Material to process

═══

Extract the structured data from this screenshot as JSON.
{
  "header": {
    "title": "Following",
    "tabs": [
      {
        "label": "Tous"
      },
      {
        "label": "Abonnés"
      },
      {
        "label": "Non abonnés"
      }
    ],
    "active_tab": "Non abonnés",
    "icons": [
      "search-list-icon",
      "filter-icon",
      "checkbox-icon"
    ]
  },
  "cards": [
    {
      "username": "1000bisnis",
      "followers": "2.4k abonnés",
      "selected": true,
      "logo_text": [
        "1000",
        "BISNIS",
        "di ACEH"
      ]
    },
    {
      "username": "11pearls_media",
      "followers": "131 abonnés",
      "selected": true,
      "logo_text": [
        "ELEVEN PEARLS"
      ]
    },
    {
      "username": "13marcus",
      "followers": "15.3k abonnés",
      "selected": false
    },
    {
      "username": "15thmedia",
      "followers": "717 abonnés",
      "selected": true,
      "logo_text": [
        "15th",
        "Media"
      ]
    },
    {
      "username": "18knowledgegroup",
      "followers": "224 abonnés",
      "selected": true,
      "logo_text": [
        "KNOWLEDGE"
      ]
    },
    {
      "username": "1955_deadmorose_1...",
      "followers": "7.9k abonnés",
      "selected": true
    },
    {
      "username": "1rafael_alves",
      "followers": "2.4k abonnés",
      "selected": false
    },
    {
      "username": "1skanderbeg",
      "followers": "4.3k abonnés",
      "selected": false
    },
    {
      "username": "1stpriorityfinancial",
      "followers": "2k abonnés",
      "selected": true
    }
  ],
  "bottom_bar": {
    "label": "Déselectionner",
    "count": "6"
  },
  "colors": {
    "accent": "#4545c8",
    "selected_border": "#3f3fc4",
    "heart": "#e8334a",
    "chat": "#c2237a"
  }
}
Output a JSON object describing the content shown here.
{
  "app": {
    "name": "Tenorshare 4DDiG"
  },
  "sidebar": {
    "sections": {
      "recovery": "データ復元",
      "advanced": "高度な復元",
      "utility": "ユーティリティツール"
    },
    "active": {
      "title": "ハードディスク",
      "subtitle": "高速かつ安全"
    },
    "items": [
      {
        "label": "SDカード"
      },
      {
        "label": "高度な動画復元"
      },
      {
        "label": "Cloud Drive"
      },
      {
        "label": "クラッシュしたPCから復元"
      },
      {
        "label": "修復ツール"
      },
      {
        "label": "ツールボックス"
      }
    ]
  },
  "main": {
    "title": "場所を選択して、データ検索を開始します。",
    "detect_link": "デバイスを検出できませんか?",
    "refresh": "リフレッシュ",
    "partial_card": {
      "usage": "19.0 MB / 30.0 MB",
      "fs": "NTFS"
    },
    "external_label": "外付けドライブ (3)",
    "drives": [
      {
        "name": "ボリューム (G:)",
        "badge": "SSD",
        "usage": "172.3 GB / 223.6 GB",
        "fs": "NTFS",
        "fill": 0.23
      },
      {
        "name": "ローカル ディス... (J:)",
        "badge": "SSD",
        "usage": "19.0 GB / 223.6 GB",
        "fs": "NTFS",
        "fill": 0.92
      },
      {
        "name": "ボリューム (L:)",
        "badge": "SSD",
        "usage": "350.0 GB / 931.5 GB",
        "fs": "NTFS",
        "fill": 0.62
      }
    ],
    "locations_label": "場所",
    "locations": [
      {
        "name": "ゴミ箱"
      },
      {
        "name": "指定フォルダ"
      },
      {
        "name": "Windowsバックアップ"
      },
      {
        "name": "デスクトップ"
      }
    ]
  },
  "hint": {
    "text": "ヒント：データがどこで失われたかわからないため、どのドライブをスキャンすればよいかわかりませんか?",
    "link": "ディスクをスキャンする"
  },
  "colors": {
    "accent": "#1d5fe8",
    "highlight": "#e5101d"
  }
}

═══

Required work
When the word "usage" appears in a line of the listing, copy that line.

Final answer
      "usage": "19.0 MB / 30.0 MB",
        "usage": "172.3 GB / 223.6 GB",
        "usage": "19.0 GB / 223.6 GB",
        "usage": "350.0 GB / 931.5 GB",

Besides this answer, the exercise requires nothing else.